This article discusses a project by the Center for Hazards Assessment, Response and Technology (CHART) at the University of New Orleans.
Three years after Hurricane Katrina, houses are still going up across the metropolitan area. And "up" doesn't mean new: It means, well, up.The sight of homes being raised 3 or 4 or even 10 or 12 feet above ground has become common. But what will this do to the local architectural landscape? What is the impact on neighborhoods? Individual blocks? And how high is too high?
Early on, Laska says, the group realized that elevation conversation can be complex. The earliest house-raisings post-Katrina often looked like structures on steroids. Laska refers to them as "flood rage houses" -- residences hoisted by people who said, succinctly, "Never again."
In fact, many homeowners lifted their foundations to the level of their Katrina watermarks. Which is actually not such a bad idea, Laska said.

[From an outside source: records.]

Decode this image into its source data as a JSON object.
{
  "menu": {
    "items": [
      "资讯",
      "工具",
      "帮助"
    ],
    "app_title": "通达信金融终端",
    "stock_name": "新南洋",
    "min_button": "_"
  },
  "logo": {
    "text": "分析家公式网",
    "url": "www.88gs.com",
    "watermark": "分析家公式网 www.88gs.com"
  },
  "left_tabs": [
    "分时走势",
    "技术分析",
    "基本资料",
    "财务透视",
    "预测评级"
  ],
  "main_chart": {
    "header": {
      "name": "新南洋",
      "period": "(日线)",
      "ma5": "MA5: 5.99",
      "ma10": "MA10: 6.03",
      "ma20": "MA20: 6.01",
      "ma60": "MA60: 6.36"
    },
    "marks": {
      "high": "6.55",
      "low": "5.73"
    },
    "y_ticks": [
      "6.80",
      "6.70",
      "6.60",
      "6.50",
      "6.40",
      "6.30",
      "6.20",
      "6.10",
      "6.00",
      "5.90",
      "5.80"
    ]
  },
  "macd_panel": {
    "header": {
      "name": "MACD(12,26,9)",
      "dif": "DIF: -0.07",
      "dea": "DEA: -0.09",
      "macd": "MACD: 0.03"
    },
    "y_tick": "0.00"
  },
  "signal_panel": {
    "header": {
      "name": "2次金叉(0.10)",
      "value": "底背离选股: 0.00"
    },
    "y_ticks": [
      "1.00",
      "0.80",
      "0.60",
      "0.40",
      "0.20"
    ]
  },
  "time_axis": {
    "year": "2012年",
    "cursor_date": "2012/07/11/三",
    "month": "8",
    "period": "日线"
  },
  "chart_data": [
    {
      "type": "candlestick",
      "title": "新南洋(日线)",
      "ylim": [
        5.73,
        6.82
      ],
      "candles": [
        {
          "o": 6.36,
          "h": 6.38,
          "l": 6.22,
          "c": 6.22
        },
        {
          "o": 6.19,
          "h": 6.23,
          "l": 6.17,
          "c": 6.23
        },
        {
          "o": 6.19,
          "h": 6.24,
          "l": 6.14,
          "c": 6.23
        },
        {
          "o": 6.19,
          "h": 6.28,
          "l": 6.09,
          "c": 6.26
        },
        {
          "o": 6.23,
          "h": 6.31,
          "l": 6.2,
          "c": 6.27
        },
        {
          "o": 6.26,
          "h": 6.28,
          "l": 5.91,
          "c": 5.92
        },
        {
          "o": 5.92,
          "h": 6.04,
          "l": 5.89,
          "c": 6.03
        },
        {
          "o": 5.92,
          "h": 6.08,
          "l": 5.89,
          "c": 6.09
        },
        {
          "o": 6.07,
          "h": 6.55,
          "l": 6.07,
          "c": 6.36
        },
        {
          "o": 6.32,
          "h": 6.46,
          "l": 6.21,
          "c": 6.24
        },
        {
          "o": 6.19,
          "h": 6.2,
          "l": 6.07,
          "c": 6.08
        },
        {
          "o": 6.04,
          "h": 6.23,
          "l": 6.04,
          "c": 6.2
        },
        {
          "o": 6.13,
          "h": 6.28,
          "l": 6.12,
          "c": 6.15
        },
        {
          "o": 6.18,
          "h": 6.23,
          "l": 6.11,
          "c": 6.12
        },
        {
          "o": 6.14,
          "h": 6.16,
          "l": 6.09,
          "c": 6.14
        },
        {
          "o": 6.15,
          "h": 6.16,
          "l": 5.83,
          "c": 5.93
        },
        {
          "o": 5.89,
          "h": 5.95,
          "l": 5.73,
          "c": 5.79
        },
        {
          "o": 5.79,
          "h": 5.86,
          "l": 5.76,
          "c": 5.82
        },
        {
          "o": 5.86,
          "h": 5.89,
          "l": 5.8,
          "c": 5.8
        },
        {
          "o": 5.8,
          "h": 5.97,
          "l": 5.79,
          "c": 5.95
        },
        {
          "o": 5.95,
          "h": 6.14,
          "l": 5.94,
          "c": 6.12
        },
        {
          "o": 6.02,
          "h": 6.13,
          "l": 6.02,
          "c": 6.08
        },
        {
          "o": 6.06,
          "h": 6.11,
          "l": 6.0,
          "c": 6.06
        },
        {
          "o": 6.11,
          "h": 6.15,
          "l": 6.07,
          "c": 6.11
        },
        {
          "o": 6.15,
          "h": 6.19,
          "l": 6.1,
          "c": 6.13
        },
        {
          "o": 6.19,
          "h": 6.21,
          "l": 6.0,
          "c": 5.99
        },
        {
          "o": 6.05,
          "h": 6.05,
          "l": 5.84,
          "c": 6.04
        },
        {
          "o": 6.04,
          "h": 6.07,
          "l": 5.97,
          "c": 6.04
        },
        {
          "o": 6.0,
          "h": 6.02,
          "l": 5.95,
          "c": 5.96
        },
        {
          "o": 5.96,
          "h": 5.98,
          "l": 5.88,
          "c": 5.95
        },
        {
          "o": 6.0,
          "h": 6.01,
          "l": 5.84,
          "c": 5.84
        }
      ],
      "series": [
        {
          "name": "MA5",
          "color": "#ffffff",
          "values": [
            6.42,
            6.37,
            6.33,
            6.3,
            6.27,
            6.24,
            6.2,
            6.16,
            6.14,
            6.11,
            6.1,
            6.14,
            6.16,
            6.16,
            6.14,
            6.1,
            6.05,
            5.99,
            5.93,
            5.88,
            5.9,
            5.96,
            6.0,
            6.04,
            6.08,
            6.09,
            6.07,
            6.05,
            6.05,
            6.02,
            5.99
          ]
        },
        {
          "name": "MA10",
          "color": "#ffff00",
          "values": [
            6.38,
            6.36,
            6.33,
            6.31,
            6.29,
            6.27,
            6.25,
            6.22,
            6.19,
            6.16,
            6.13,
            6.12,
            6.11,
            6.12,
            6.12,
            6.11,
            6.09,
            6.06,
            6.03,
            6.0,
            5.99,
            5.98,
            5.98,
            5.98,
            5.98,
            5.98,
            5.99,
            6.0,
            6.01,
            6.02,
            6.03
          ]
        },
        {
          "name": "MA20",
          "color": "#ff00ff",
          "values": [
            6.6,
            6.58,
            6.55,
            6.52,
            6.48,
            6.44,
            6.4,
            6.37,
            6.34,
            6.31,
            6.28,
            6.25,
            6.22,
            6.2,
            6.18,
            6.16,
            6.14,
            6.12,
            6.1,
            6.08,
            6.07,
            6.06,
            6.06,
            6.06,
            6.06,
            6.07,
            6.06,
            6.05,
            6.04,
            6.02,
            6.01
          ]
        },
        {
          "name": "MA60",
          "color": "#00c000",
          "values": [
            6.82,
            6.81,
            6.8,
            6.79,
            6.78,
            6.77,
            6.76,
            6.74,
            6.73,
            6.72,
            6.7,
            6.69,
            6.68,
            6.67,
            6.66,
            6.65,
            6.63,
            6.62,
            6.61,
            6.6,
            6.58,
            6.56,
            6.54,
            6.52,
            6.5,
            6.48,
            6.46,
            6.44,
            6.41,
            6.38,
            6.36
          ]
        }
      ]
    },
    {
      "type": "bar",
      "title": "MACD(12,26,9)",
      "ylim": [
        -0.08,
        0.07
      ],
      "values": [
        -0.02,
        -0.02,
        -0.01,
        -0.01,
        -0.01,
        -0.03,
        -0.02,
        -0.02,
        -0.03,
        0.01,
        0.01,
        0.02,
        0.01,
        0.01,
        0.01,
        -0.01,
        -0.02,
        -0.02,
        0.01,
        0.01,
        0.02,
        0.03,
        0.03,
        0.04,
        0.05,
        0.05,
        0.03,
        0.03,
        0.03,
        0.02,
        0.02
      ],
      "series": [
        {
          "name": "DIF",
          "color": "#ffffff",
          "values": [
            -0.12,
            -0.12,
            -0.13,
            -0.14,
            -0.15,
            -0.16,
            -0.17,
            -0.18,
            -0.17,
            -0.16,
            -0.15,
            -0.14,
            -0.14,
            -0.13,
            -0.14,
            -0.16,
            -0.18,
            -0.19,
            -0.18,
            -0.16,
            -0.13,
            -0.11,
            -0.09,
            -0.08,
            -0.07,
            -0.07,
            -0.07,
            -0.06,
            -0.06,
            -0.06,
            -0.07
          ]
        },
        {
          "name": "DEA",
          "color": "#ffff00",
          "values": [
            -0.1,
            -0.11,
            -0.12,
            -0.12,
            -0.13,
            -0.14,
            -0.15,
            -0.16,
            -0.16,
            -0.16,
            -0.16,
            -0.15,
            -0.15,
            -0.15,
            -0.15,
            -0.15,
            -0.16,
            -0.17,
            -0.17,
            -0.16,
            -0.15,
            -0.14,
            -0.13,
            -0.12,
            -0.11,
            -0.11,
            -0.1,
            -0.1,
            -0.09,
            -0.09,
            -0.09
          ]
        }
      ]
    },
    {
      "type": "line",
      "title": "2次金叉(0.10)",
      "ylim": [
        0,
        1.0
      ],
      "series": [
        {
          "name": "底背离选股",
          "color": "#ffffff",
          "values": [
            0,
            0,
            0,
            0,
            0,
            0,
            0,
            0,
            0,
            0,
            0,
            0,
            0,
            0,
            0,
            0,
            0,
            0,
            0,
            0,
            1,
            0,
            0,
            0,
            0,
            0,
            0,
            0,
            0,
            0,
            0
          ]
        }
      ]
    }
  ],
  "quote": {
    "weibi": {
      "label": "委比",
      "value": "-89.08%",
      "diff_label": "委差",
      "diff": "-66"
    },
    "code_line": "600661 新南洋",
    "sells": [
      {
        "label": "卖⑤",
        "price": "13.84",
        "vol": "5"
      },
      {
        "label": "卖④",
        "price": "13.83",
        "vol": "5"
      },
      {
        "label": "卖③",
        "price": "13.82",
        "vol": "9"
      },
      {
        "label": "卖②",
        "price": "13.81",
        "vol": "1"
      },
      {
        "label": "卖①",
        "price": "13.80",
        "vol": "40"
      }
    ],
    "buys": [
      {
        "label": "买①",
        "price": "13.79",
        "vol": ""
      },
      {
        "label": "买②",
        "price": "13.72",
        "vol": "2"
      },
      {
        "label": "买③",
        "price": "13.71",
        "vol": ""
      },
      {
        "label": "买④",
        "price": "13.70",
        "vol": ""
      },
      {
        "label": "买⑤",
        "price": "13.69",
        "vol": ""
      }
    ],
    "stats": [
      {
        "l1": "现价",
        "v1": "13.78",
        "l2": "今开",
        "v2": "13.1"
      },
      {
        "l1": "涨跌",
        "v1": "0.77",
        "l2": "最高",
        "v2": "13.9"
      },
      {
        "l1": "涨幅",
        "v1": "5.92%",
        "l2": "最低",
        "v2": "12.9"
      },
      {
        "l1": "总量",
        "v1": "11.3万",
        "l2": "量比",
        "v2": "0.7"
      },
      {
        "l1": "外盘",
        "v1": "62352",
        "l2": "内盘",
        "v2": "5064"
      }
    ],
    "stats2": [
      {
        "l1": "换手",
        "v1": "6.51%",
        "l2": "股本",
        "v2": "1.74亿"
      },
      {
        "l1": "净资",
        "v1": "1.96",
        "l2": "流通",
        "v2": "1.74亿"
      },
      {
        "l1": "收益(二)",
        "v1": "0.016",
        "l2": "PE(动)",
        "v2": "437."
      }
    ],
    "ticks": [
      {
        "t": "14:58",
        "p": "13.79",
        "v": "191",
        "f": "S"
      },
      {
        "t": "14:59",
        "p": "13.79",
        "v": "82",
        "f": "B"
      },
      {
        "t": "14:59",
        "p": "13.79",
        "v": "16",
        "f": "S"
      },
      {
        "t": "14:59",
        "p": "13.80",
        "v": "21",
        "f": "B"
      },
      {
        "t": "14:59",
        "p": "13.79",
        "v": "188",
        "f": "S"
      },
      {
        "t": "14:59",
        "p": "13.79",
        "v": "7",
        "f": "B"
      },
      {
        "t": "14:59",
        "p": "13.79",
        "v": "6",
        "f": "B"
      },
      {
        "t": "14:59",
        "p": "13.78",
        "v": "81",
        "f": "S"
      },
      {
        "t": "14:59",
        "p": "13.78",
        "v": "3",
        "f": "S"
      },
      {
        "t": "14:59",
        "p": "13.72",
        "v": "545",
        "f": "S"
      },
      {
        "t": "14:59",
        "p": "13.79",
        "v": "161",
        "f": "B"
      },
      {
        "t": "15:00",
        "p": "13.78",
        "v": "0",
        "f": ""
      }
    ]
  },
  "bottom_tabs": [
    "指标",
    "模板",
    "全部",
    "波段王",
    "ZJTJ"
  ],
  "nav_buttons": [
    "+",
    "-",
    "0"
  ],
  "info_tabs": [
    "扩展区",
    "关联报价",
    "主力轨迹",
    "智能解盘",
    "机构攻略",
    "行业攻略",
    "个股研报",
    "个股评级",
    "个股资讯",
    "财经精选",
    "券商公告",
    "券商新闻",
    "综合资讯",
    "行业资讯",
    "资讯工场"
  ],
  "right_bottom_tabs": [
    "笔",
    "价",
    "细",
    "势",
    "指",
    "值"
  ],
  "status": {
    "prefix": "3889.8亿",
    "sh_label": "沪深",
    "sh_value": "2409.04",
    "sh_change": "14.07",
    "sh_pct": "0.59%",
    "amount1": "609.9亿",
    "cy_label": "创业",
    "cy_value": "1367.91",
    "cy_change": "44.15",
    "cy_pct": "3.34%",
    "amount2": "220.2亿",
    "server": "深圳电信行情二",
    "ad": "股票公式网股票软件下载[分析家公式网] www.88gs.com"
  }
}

"That kind of reaction is based on actual flood experience. It's a good barometer of what the highest potential flood level might be."
More recent elevations, however, tend to be less severe. "The elevated house has grown on us, and people are doing a better job at it, " Laska said.
It appears that individuals' psychological response to risks has followed patterns discussed previously in academic literature on risk and mitigation. Individuals appear to assign higher probabilities to these risks immediately after the event, thus overcompensating. These people may have raised their homes more because of this experience. As the event becomes more distant in individuals memories, they do not overcompensate as much. This poses the question, will we continue to see less and less mitigating behavior as Katrina becomes a more distant memory?
Here is a link to an interactive map of New Orleans.